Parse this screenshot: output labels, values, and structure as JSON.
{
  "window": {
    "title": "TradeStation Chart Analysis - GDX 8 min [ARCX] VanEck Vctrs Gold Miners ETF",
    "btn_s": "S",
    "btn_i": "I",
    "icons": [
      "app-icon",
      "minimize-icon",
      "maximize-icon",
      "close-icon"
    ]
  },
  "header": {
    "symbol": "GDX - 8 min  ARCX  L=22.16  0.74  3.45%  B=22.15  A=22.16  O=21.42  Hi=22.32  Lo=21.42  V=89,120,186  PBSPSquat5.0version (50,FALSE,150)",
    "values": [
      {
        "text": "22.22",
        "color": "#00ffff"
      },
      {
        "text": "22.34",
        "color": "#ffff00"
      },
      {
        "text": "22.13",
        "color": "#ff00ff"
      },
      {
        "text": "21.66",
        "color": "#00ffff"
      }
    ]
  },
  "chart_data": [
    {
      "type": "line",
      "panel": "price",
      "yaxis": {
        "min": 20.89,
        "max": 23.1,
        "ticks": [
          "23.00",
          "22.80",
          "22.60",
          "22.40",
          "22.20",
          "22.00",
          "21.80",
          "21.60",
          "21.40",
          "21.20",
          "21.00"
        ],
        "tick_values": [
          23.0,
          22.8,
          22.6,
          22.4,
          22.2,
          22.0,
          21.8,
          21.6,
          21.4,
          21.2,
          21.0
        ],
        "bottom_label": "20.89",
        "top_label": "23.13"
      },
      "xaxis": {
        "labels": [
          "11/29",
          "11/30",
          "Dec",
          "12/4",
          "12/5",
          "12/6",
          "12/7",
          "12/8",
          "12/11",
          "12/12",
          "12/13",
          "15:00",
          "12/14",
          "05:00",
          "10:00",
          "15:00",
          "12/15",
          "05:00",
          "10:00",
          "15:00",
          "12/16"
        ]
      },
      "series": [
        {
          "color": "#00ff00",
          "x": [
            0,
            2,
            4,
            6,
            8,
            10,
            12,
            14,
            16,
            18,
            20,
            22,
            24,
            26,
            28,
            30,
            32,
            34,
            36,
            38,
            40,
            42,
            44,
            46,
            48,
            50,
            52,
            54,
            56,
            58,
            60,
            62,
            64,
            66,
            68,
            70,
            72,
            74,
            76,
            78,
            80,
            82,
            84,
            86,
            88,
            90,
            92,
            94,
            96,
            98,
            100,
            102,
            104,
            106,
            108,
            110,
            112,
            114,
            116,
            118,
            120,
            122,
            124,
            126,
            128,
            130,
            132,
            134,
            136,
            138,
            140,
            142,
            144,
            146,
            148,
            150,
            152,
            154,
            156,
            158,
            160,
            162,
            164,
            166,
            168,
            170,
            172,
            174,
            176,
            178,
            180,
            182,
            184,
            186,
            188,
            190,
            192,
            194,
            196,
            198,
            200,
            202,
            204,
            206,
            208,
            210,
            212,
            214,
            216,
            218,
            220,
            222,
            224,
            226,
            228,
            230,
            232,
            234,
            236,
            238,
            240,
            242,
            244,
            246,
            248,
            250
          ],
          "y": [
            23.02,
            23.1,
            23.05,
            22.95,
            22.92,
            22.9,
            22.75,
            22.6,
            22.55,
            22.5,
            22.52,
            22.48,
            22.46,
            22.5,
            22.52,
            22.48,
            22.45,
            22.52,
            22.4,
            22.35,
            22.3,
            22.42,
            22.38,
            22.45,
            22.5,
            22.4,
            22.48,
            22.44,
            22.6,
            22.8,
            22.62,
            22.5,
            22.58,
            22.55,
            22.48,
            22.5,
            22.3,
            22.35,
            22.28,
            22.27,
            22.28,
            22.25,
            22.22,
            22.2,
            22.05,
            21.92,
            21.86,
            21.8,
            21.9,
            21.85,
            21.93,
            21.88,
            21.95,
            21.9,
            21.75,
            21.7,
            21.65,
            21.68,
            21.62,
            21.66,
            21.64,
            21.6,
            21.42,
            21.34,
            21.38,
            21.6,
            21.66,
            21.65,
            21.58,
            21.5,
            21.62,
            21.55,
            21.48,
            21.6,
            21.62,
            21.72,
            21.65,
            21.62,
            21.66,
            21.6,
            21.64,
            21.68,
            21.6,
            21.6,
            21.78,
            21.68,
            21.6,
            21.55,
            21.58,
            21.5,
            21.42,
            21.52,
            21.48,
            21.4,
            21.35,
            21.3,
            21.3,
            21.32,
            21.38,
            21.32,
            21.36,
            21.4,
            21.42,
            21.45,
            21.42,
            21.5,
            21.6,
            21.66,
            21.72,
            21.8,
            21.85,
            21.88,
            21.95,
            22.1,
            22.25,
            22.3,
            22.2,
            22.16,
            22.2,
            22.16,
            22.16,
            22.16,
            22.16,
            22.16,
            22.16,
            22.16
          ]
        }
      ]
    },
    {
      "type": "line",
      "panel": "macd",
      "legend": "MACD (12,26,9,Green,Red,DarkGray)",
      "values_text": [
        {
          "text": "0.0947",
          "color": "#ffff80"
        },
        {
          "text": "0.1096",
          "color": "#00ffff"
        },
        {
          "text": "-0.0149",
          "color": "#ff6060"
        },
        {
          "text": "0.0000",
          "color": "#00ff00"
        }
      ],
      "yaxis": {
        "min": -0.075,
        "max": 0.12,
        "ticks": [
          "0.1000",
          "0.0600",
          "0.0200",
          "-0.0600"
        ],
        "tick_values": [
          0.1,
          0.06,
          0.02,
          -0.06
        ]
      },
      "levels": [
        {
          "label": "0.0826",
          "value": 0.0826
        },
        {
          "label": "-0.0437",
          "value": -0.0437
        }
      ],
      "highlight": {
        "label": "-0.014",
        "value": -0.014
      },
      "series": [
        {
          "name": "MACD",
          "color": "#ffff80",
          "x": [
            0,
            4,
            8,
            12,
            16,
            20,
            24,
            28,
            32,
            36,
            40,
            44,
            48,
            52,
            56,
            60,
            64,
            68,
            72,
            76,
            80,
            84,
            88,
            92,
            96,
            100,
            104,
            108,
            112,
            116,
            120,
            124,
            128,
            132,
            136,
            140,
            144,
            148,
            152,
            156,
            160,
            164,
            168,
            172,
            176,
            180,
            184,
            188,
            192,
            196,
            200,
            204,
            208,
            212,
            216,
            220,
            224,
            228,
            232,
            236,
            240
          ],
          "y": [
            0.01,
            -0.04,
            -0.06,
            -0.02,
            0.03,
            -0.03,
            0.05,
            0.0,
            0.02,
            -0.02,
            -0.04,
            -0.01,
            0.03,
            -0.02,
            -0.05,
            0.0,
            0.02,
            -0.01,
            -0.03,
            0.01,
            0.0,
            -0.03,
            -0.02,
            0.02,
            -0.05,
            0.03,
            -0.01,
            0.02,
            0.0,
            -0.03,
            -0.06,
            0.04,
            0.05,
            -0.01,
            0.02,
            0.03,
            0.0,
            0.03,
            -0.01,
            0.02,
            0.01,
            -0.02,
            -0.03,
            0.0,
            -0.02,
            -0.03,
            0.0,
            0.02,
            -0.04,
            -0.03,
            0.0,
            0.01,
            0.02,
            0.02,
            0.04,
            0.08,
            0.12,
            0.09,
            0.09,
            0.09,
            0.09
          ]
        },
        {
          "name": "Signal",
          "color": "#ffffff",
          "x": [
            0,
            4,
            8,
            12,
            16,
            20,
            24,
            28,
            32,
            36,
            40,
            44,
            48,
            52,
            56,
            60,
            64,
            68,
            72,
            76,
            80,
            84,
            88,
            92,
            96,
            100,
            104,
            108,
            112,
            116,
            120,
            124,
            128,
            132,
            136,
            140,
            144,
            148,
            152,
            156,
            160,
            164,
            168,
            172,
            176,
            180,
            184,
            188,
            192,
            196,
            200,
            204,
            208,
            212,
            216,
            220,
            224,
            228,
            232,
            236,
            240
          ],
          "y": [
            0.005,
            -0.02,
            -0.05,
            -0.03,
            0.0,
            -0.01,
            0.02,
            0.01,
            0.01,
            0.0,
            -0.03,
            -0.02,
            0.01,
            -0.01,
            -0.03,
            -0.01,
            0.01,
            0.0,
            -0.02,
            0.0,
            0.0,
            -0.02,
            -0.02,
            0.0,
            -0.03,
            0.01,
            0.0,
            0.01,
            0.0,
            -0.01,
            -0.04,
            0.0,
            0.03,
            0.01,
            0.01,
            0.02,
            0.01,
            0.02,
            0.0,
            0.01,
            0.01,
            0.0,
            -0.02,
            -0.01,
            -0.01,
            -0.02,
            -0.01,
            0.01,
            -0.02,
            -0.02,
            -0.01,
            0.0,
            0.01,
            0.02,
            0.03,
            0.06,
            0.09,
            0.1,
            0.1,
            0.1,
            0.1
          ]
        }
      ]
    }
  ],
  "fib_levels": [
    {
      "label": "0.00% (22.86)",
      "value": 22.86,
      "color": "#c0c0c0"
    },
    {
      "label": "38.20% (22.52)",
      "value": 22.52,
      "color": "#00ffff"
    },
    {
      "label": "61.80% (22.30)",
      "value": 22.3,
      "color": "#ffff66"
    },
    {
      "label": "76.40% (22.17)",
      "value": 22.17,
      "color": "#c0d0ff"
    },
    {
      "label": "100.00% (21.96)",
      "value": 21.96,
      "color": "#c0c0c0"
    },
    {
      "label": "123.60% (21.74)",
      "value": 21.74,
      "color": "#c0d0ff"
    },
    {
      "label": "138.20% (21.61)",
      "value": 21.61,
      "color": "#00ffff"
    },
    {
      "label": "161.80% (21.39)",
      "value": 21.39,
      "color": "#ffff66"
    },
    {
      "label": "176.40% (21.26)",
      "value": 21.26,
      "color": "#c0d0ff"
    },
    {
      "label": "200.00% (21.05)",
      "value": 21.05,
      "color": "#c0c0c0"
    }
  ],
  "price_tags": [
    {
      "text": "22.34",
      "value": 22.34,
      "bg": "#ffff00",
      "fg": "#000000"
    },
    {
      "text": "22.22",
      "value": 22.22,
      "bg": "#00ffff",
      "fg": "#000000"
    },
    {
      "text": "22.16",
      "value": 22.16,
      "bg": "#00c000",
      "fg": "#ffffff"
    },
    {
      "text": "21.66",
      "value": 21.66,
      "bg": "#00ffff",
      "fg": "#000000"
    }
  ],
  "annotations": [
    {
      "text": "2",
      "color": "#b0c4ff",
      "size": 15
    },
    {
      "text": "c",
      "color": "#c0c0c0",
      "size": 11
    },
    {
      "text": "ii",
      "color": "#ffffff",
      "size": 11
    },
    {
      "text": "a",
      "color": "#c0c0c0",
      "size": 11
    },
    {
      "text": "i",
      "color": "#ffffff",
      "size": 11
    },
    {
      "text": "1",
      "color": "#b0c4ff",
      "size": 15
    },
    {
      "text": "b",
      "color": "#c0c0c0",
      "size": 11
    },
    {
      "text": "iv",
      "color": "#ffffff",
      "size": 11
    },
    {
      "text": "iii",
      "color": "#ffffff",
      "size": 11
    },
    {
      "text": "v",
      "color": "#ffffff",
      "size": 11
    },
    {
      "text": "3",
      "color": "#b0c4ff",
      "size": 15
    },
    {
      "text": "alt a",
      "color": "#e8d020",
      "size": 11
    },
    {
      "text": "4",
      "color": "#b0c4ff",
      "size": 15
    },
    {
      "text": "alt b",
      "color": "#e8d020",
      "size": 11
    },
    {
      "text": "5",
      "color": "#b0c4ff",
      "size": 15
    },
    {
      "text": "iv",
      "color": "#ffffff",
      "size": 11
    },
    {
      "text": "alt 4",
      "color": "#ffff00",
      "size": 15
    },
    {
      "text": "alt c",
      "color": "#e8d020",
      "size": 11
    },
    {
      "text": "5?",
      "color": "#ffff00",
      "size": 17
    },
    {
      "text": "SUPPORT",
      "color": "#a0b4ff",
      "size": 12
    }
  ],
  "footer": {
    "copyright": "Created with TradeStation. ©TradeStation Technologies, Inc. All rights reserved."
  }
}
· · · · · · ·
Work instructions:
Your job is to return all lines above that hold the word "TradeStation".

Written answer:
    "title": "TradeStation Chart Analysis - GDX 8 min [ARCX] VanEck Vctrs Gold Miners ETF",
    "copyright": "Created with TradeStation. ©TradeStation Technologies, Inc. All rights reserved."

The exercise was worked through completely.